In a new study, researchers have found that smoking could predispose people to dementia, not protect them as it has been earlier claimed.
The human brain becomes riddled with amyloid protein plaques and tangles of tau proteins in Alzheimer's disease. Low doses of nicotine have been shown to reduce the number of plaques in rats, but till now little was known about the effect of nicotine on the protein tangles.
In order to find out, Yan-Jiang Wang's team at the Third Military Medical University in Chongqing, China, injected amyloid plaques into the brains of healthy rats and gave some the equivalent of a smoker's daily dose of nicotine for two weeks, while others received nothing, reports New Scientist.
All the rats showed early signs of tau tangles and had difficulty navigating a maze, but the rats that were on nicotine did worse than those that were not.

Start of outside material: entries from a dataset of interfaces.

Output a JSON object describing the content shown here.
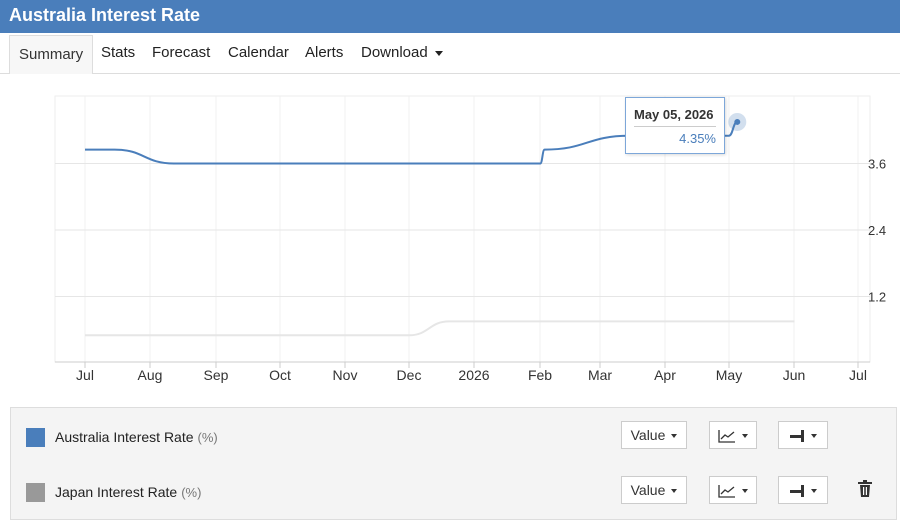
{
  "header": {
    "title": "Australia Interest Rate"
  },
  "tabs": [
    {
      "label": "Summary"
    },
    {
      "label": "Stats"
    },
    {
      "label": "Forecast"
    },
    {
      "label": "Calendar"
    },
    {
      "label": "Alerts"
    },
    {
      "label": "Download"
    }
  ],
  "tooltip": {
    "date": "May 05, 2026",
    "value": "4.35%"
  },
  "chart_data": {
    "type": "line",
    "x_ticks": [
      "Jul",
      "Aug",
      "Sep",
      "Oct",
      "Nov",
      "Dec",
      "2026",
      "Feb",
      "Mar",
      "Apr",
      "May",
      "Jun",
      "Jul"
    ],
    "y_ticks": [
      1.2,
      2.4,
      3.6
    ],
    "y_axis_position": "right",
    "series": [
      {
        "name": "Australia Interest Rate",
        "color": "#4a7ebb",
        "points": [
          [
            "2025-07-01",
            3.85
          ],
          [
            "2025-07-15",
            3.85
          ],
          [
            "2025-08-12",
            3.6
          ],
          [
            "2025-12-31",
            3.6
          ],
          [
            "2026-02-01",
            3.6
          ],
          [
            "2026-02-03",
            3.85
          ],
          [
            "2026-03-15",
            4.1
          ],
          [
            "2026-04-15",
            4.1
          ],
          [
            "2026-05-01",
            4.1
          ],
          [
            "2026-05-05",
            4.35
          ]
        ]
      },
      {
        "name": "Japan Interest Rate",
        "color": "#e6e6e6",
        "points": [
          [
            "2025-07-01",
            0.5
          ],
          [
            "2025-12-01",
            0.5
          ],
          [
            "2025-12-20",
            0.75
          ],
          [
            "2026-06-01",
            0.75
          ]
        ]
      }
    ]
  },
  "legend": [
    {
      "name": "Australia Interest Rate",
      "unit": "(%)",
      "color": "#4a7ebb",
      "value_label": "Value"
    },
    {
      "name": "Japan Interest Rate",
      "unit": "(%)",
      "color": "#999999",
      "value_label": "Value"
    }
  ]
}
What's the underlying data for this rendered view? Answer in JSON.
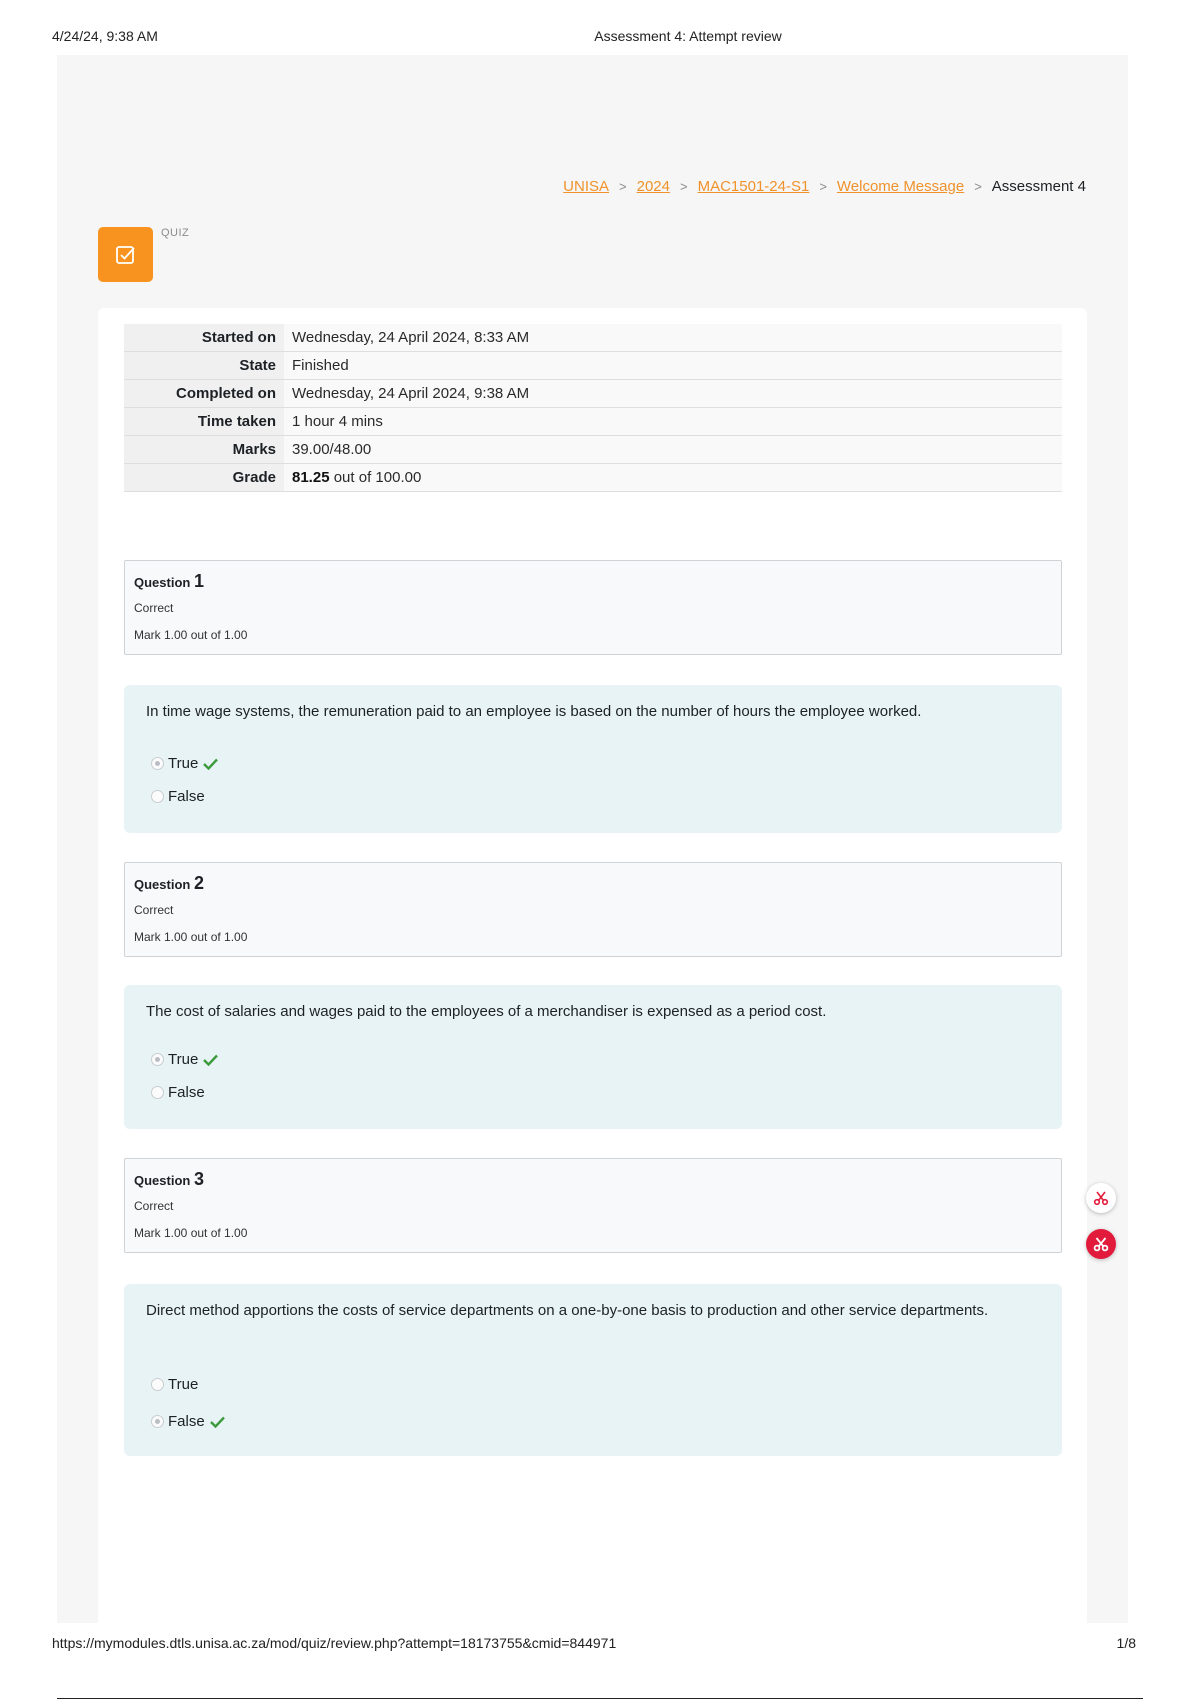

The study has been published in the European Journal of Pharmacology.